#### What the task asks:
Output the full listing that appears below, exactly as it is presented.

#### Material to process:
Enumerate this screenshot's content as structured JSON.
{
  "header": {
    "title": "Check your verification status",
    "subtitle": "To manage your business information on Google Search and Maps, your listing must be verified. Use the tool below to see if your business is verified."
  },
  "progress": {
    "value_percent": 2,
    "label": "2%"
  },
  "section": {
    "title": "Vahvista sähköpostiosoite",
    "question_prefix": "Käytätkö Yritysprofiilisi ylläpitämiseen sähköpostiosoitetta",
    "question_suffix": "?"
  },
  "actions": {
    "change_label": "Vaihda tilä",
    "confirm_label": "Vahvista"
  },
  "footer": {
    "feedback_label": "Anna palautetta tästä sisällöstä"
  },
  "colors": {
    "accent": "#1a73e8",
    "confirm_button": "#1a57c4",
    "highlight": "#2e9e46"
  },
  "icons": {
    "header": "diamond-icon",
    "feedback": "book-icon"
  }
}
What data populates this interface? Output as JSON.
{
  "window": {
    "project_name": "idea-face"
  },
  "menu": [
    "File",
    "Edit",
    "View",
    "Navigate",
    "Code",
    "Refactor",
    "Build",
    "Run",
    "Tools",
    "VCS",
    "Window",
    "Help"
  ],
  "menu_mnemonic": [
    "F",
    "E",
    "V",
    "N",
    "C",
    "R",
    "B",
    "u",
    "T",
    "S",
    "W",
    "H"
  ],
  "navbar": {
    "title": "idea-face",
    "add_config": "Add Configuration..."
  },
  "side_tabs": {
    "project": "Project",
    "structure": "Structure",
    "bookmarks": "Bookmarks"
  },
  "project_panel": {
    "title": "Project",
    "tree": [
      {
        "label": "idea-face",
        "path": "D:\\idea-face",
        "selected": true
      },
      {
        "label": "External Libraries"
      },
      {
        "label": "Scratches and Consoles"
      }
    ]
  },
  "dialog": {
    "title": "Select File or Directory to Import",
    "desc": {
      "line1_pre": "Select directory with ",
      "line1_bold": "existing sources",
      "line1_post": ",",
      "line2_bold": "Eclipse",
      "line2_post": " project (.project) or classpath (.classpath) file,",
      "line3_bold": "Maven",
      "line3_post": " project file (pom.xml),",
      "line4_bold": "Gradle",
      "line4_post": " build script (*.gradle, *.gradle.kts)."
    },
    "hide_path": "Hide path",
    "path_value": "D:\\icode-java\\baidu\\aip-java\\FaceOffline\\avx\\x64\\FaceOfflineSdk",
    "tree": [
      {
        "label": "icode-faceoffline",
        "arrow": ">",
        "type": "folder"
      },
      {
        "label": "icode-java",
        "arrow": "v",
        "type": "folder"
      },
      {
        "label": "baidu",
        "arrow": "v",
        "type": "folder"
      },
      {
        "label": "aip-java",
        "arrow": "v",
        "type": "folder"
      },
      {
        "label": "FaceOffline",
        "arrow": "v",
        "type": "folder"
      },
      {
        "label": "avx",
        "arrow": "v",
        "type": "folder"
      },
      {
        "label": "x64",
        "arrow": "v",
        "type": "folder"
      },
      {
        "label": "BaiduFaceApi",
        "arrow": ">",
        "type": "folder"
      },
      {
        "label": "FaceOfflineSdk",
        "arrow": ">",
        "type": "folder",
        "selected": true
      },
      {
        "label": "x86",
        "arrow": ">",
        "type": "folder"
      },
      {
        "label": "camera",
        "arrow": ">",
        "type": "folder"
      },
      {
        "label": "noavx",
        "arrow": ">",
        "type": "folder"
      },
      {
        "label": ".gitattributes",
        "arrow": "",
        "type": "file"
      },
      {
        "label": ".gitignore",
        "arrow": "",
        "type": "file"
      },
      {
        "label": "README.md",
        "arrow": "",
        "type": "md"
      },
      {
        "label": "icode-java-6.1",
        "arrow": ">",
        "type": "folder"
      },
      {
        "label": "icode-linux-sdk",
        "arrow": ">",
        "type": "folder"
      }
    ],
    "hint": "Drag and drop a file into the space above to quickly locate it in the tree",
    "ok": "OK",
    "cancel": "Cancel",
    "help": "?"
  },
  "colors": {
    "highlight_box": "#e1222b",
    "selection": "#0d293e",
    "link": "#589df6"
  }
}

#### Answer box:
Enumerate this screenshot's content as structured JSON.
{
  "header": {
    "title": "Check your verification status",
    "subtitle": "To manage your business information on Google Search and Maps, your listing must be verified. Use the tool below to see if your business is verified."
  },
  "progress": {
    "value_percent": 2,
    "label": "2%"
  },
  "section": {
    "title": "Vahvista sähköpostiosoite",
    "question_prefix": "Käytätkö Yritysprofiilisi ylläpitämiseen sähköpostiosoitetta",
    "question_suffix": "?"
  },
  "actions": {
    "change_label": "Vaihda tilä",
    "confirm_label": "Vahvista"
  },
  "footer": {
    "feedback_label": "Anna palautetta tästä sisällöstä"
  },
  "colors": {
    "accent": "#1a73e8",
    "confirm_button": "#1a57c4",
    "highlight": "#2e9e46"
  },
  "icons": {
    "header": "diamond-icon",
    "feedback": "book-icon"
  }
}
What data populates this interface? Output as JSON.
{
  "window": {
    "project_name": "idea-face"
  },
  "menu": [
    "File",
    "Edit",
    "View",
    "Navigate",
    "Code",
    "Refactor",
    "Build",
    "Run",
    "Tools",
    "VCS",
    "Window",
    "Help"
  ],
  "menu_mnemonic": [
    "F",
    "E",
    "V",
    "N",
    "C",
    "R",
    "B",
    "u",
    "T",
    "S",
    "W",
    "H"
  ],
  "navbar": {
    "title": "idea-face",
    "add_config": "Add Configuration..."
  },
  "side_tabs": {
    "project": "Project",
    "structure": "Structure",
    "bookmarks": "Bookmarks"
  },
  "project_panel": {
    "title": "Project",
    "tree": [
      {
        "label": "idea-face",
        "path": "D:\\idea-face",
        "selected": true
      },
      {
        "label": "External Libraries"
      },
      {
        "label": "Scratches and Consoles"
      }
    ]
  },
  "dialog": {
    "title": "Select File or Directory to Import",
    "desc": {
      "line1_pre": "Select directory with ",
      "line1_bold": "existing sources",
      "line1_post": ",",
      "line2_bold": "Eclipse",
      "line2_post": " project (.project) or classpath (.classpath) file,",
      "line3_bold": "Maven",
      "line3_post": " project file (pom.xml),",
      "line4_bold": "Gradle",
      "line4_post": " build script (*.gradle, *.gradle.kts)."
    },
    "hide_path": "Hide path",
    "path_value": "D:\\icode-java\\baidu\\aip-java\\FaceOffline\\avx\\x64\\FaceOfflineSdk",
    "tree": [
      {
        "label": "icode-faceoffline",
        "arrow": ">",
        "type": "folder"
      },
      {
        "label": "icode-java",
        "arrow": "v",
        "type": "folder"
      },
      {
        "label": "baidu",
        "arrow": "v",
        "type": "folder"
      },
      {
        "label": "aip-java",
        "arrow": "v",
        "type": "folder"
      },
      {
        "label": "FaceOffline",
        "arrow": "v",
        "type": "folder"
      },
      {
        "label": "avx",
        "arrow": "v",
        "type": "folder"
      },
      {
        "label": "x64",
        "arrow": "v",
        "type": "folder"
      },
      {
        "label": "BaiduFaceApi",
        "arrow": ">",
        "type": "folder"
      },
      {
        "label": "FaceOfflineSdk",
        "arrow": ">",
        "type": "folder",
        "selected": true
      },
      {
        "label": "x86",
        "arrow": ">",
        "type": "folder"
      },
      {
        "label": "camera",
        "arrow": ">",
        "type": "folder"
      },
      {
        "label": "noavx",
        "arrow": ">",
        "type": "folder"
      },
      {
        "label": ".gitattributes",
        "arrow": "",
        "type": "file"
      },
      {
        "label": ".gitignore",
        "arrow": "",
        "type": "file"
      },
      {
        "label": "README.md",
        "arrow": "",
        "type": "md"
      },
      {
        "label": "icode-java-6.1",
        "arrow": ">",
        "type": "folder"
      },
      {
        "label": "icode-linux-sdk",
        "arrow": ">",
        "type": "folder"
      }
    ],
    "hint": "Drag and drop a file into the space above to quickly locate it in the tree",
    "ok": "OK",
    "cancel": "Cancel",
    "help": "?"
  },
  "colors": {
    "highlight_box": "#e1222b",
    "selection": "#0d293e",
    "link": "#589df6"
  }
}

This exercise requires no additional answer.